*** Opening of Entries provided ***

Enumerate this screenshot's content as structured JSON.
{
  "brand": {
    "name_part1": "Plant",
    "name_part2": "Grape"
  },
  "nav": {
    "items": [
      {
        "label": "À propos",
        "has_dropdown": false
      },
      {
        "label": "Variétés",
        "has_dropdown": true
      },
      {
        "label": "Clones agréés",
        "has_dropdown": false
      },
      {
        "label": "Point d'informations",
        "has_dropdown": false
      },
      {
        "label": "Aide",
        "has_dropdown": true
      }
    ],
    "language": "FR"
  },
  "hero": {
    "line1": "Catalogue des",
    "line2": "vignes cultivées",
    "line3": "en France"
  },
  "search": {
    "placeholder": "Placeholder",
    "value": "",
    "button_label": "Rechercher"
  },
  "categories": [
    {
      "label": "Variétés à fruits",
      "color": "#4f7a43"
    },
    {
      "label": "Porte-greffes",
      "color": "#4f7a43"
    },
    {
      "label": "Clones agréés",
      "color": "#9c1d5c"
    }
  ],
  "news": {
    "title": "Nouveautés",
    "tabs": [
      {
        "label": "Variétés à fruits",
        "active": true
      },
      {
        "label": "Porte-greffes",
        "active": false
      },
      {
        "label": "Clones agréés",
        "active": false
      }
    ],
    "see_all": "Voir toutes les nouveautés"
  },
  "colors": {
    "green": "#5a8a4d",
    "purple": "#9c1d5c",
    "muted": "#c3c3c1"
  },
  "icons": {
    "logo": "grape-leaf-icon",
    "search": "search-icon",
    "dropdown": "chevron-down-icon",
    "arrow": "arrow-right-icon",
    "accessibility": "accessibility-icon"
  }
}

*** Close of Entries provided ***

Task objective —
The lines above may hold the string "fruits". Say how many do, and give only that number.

Written response —
2